> **Work request**: Each line of the material must be repeated precisely, with the pictures left out.

> **Raw data**:

◆ ◆ ◆ ◆

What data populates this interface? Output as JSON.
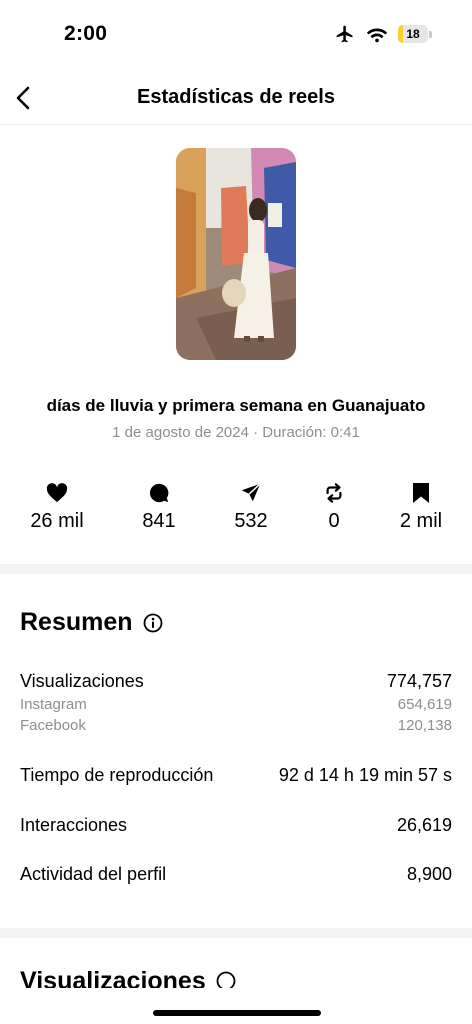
{
  "status_bar": {
    "time": "2:00",
    "battery_level": "18",
    "battery_fraction": 0.18,
    "icons": [
      "airplane-icon",
      "wifi-icon",
      "battery-icon"
    ]
  },
  "nav": {
    "title": "Estadísticas de reels",
    "back_icon": "chevron-left-icon"
  },
  "reel": {
    "title": "días de lluvia y primera semana en Guanajuato",
    "meta": "1 de agosto de 2024 · Duración: 0:41"
  },
  "counters": [
    {
      "icon": "heart-icon",
      "value": "26 mil"
    },
    {
      "icon": "comment-icon",
      "value": "841"
    },
    {
      "icon": "send-icon",
      "value": "532"
    },
    {
      "icon": "repost-icon",
      "value": "0"
    },
    {
      "icon": "bookmark-icon",
      "value": "2 mil"
    }
  ],
  "summary": {
    "title": "Resumen",
    "rows": {
      "views_label": "Visualizaciones",
      "views_value": "774,757",
      "instagram_label": "Instagram",
      "instagram_value": "654,619",
      "facebook_label": "Facebook",
      "facebook_value": "120,138",
      "watch_time_label": "Tiempo de reproducción",
      "watch_time_value": "92 d 14 h 19 min 57 s",
      "interactions_label": "Interacciones",
      "interactions_value": "26,619",
      "profile_activity_label": "Actividad del perfil",
      "profile_activity_value": "8,900"
    }
  },
  "next_section": {
    "title": "Visualizaciones"
  },
  "colors": {
    "battery_fill": "#f7d32a",
    "secondary_text": "#8e8e8e",
    "divider": "#f3f3f3"
  }
}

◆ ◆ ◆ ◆

> **Task answer**:
What data populates this interface? Output as JSON.
{
  "status_bar": {
    "time": "2:00",
    "battery_level": "18",
    "battery_fraction": 0.18,
    "icons": [
      "airplane-icon",
      "wifi-icon",
      "battery-icon"
    ]
  },
  "nav": {
    "title": "Estadísticas de reels",
    "back_icon": "chevron-left-icon"
  },
  "reel": {
    "title": "días de lluvia y primera semana en Guanajuato",
    "meta": "1 de agosto de 2024 · Duración: 0:41"
  },
  "counters": [
    {
      "icon": "heart-icon",
      "value": "26 mil"
    },
    {
      "icon": "comment-icon",
      "value": "841"
    },
    {
      "icon": "send-icon",
      "value": "532"
    },
    {
      "icon": "repost-icon",
      "value": "0"
    },
    {
      "icon": "bookmark-icon",
      "value": "2 mil"
    }
  ],
  "summary": {
    "title": "Resumen",
    "rows": {
      "views_label": "Visualizaciones",
      "views_value": "774,757",
      "instagram_label": "Instagram",
      "instagram_value": "654,619",
      "facebook_label": "Facebook",
      "facebook_value": "120,138",
      "watch_time_label": "Tiempo de reproducción",
      "watch_time_value": "92 d 14 h 19 min 57 s",
      "interactions_label": "Interacciones",
      "interactions_value": "26,619",
      "profile_activity_label": "Actividad del perfil",
      "profile_activity_value": "8,900"
    }
  },
  "next_section": {
    "title": "Visualizaciones"
  },
  "colors": {
    "battery_fill": "#f7d32a",
    "secondary_text": "#8e8e8e",
    "divider": "#f3f3f3"
  }
}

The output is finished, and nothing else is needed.